** Opening Records to use block **

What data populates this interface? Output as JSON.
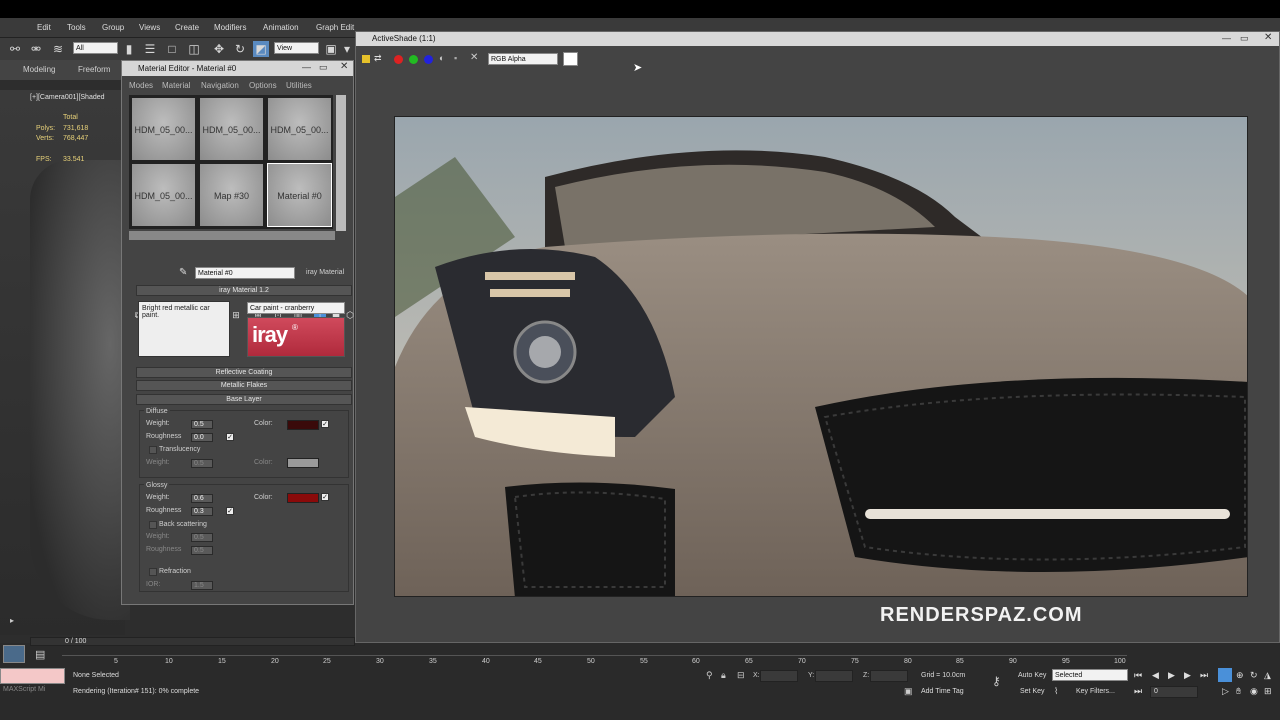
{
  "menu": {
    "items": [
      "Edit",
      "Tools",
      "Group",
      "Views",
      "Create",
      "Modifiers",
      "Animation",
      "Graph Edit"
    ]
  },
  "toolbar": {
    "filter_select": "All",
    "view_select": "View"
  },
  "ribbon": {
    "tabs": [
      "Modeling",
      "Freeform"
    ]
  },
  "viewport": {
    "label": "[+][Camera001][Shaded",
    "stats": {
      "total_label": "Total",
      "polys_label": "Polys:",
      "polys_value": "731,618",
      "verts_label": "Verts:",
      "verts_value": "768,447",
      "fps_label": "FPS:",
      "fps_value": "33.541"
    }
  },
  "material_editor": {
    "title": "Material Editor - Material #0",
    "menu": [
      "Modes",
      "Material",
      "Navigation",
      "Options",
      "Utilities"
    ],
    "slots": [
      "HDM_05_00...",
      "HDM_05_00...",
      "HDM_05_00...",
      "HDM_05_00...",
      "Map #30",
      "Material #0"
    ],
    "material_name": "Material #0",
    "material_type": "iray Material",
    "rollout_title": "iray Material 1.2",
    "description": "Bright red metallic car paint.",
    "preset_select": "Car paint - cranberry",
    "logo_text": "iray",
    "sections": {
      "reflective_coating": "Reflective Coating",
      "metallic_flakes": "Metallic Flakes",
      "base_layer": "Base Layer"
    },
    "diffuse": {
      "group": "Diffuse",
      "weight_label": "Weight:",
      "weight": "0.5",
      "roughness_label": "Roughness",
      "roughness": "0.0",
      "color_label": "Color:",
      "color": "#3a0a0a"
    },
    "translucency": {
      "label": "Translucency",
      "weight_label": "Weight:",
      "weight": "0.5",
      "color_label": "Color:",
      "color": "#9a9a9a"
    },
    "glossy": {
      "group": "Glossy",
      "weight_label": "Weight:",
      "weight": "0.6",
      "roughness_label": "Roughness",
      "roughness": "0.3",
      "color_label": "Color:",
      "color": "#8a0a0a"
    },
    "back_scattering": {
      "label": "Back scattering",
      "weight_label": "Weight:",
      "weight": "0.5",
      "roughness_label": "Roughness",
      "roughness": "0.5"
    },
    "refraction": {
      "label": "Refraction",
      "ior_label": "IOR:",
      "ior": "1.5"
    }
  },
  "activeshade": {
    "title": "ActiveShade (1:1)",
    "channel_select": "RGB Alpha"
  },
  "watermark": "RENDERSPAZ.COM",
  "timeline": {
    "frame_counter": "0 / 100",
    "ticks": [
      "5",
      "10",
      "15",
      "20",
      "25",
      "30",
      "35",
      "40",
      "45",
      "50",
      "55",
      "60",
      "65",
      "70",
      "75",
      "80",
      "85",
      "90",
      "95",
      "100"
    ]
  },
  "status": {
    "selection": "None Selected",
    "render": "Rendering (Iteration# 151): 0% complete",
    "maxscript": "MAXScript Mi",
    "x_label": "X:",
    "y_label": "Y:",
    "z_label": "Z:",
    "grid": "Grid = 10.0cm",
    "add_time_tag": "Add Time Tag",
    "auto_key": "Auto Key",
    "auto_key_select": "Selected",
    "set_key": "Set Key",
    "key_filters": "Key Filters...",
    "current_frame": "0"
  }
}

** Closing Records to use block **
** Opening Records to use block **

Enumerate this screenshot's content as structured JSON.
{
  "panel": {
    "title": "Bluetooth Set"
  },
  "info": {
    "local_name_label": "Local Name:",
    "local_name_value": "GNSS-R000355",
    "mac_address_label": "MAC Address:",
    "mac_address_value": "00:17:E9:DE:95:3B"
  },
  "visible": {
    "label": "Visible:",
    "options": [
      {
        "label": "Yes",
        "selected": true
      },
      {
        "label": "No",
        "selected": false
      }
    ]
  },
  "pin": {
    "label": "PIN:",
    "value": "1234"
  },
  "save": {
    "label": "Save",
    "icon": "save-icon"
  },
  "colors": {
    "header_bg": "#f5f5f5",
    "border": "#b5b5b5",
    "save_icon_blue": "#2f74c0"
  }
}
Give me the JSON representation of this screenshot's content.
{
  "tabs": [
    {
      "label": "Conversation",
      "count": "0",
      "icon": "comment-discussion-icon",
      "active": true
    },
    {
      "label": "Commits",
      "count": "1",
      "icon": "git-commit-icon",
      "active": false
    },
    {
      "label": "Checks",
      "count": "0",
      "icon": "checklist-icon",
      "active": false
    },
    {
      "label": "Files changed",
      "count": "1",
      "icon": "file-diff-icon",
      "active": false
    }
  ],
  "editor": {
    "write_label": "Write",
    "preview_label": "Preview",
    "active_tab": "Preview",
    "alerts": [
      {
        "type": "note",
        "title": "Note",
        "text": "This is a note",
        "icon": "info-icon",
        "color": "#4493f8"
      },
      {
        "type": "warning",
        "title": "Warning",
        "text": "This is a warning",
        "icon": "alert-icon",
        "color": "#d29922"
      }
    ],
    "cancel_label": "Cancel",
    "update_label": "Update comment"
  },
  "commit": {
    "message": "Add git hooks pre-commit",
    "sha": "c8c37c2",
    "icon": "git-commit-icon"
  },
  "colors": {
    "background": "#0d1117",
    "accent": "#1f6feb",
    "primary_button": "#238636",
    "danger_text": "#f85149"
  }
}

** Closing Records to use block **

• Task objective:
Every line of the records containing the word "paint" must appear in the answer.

• Task output:
    "description": "Bright red metallic car paint.",
    "preset_select": "Car paint - cranberry",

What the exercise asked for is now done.